. Quality-control samples including field blanks, replicates, and laboratory
spikes were collected throughout the study (Mueller and others, 1997).
What these samples represent:
. Water chemistry results provide information
on the transport of chemical contaminants and suspended sediment
to streams in association with increasing urban intensity in
Nutrients are essential to life in small amounts; however,
in high concentrations nutrients are considered contaminants.
In excess quantities, nutrients can overnourish algae,
causing algal blooms. These blooms deprive deeper waters
of the sunlight and oxygen needed by aquatic organisms.
. Pesticides analyzed in this study represent a variety of pesticide classes
that are commonly applied in urban settings (including pyrethroid and organophosphate
insecticides, triazine and miscellaneous herbicides), plus selected pesticide
degradates. Degradates are compounds produced from the transformation of a parent
pesticide or another degradate through either abiotic processes (such as hydrolysis
and oxidation) or biologically mediated processes (such as microbial degradation).
Pesticides can have unintended harmful effects on the environment. Recent studies

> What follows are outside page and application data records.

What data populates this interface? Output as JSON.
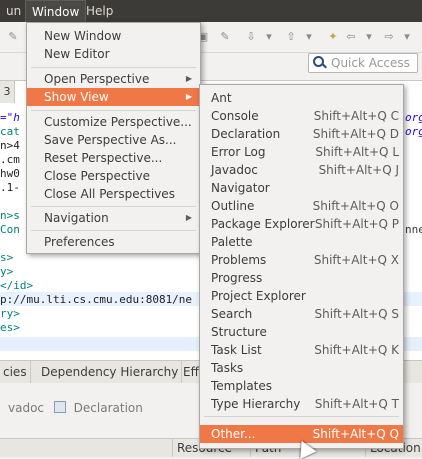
{
  "menubar": {
    "items": [
      "un",
      "Window",
      "Help"
    ]
  },
  "quick_access": {
    "placeholder": "Quick Access"
  },
  "editor": {
    "tab_label": "3",
    "left_lines": [
      "=\"h",
      "cat",
      "n>4",
      ".cm",
      "hw0",
      ".1-",
      "",
      "n>s",
      "Con"
    ],
    "right_lines": [
      "org",
      "org"
    ],
    "right_tail": "nne",
    "lower_lines": [
      "s>",
      "y>",
      "</id>",
      "p://mu.lti.cs.cmu.edu:8081/ne",
      "ry>",
      "es>"
    ]
  },
  "bottom_tabs": [
    "cies",
    "Dependency Hierarchy",
    "Effecti"
  ],
  "lower_panel": {
    "javadoc": "vadoc",
    "declaration": "Declaration"
  },
  "columns": [
    "Resource",
    "Path",
    "Location"
  ],
  "window_menu": [
    {
      "label": "New Window"
    },
    {
      "label": "New Editor"
    },
    {
      "label": "Open Perspective",
      "submenu": true
    },
    {
      "label": "Show View",
      "submenu": true,
      "selected": true
    },
    {
      "label": "Customize Perspective..."
    },
    {
      "label": "Save Perspective As..."
    },
    {
      "label": "Reset Perspective..."
    },
    {
      "label": "Close Perspective"
    },
    {
      "label": "Close All Perspectives"
    },
    {
      "label": "Navigation",
      "submenu": true
    },
    {
      "label": "Preferences"
    }
  ],
  "show_view_menu": [
    {
      "label": "Ant",
      "shortcut": ""
    },
    {
      "label": "Console",
      "shortcut": "Shift+Alt+Q C"
    },
    {
      "label": "Declaration",
      "shortcut": "Shift+Alt+Q D"
    },
    {
      "label": "Error Log",
      "shortcut": "Shift+Alt+Q L"
    },
    {
      "label": "Javadoc",
      "shortcut": "Shift+Alt+Q J"
    },
    {
      "label": "Navigator",
      "shortcut": ""
    },
    {
      "label": "Outline",
      "shortcut": "Shift+Alt+Q O"
    },
    {
      "label": "Package Explorer",
      "shortcut": "Shift+Alt+Q P"
    },
    {
      "label": "Palette",
      "shortcut": ""
    },
    {
      "label": "Problems",
      "shortcut": "Shift+Alt+Q X"
    },
    {
      "label": "Progress",
      "shortcut": ""
    },
    {
      "label": "Project Explorer",
      "shortcut": ""
    },
    {
      "label": "Search",
      "shortcut": "Shift+Alt+Q S"
    },
    {
      "label": "Structure",
      "shortcut": ""
    },
    {
      "label": "Task List",
      "shortcut": "Shift+Alt+Q K"
    },
    {
      "label": "Tasks",
      "shortcut": ""
    },
    {
      "label": "Templates",
      "shortcut": ""
    },
    {
      "label": "Type Hierarchy",
      "shortcut": "Shift+Alt+Q T"
    },
    {
      "label": "Other...",
      "shortcut": "Shift+Alt+Q Q",
      "selected": true
    }
  ],
  "colors": {
    "accent": "#f07746",
    "menubar": "#3c3b37",
    "menu_bg": "#f2f1f0"
  }
}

suggest that some pesticides can disrupt endocrine systems and affect reproduction
and growth in aquatic organisms by interfering with natural hormones. Certain
pesticides with low solubility in water and high resistance to degradation can
accumulate in streambed sediments and fatty tissue in fish and can persist in
the environment for long periods of time. Often, contamination occurs as a mixture
of pesticides, and little is known about the toxicity of these mixtures.
. Specific conductance provides a measure of ion concentrations in a water sample
- as specific conductance increases, the concentration of major ions generally
increases. Major ions are those ions that contribute significantly to the salinity
of a water body. Sulfate and chloride are two of the major anions commonly found
in surface waters. During storm events, major ions contained in salts from streets,
fertilizers from lawns, and other material can be washed into streams and rivers.
. Suspended sediment can decrease water clarity and transport bound contaminants.
Suspended sediment can also damage stream habitat, reduce the amount of light
in the stream, clog fish gills, and interfere with visual and filter feeding
by aquatic organisms.
Fishman, M. J., 1993, Methods of analysis
by the U.S. Geological Survey National Water Quality Laboratory--Determination
of inorganic and organic constituents in water and fluvial sediments:
U.S. Geological Survey Open-File Report 93-125, 217 p.
Mueller, D.K., Martin, J.D., and Lopes, T.J.,
1997, Quality-control design for surface-water sampling in the
National Water-Quality Assessment Program: U.S. Geological Survey
Open-File Report 97-223, 17 p.
National Field Manual, 1997 to present, National
field manual for the collection of water-quality data: U.S. Geological
Survey Techniques of Water-Resources Investigations, book 9,
Chaps. A1-A9, 2 v., variously paged. [http://water.usgs.gov/owq/FieldManual/]
Zaugg, S.D., Sandstrom, M.W., Smith, S.G., and Fehlberg,
K.M., 1995, Methods of analysis by the U.S. Geological Survey National
Water-Quality Laboratory-Determination of pesticides in water by
C-18 solid-phase extraction and capillary-column gas chromatography/mass
spectrometry with selected-ion monitoring: U.S. Geological Survey
Open-File Report 95-181, 49 p. [http://nwql.usgs.gov/Public/pubs/OFR95-181/OFR95-181.html]
Photos of water quality sampling in Raleigh, North
Carolina Study Area http://nc.water.usgs.gov/albe/Pics/pics_sw2/index.html
Video clips of water quality sampling in Raleigh,
North Carolina Study Area http://nc.water.usgs.gov/albe/video/video2_QW.html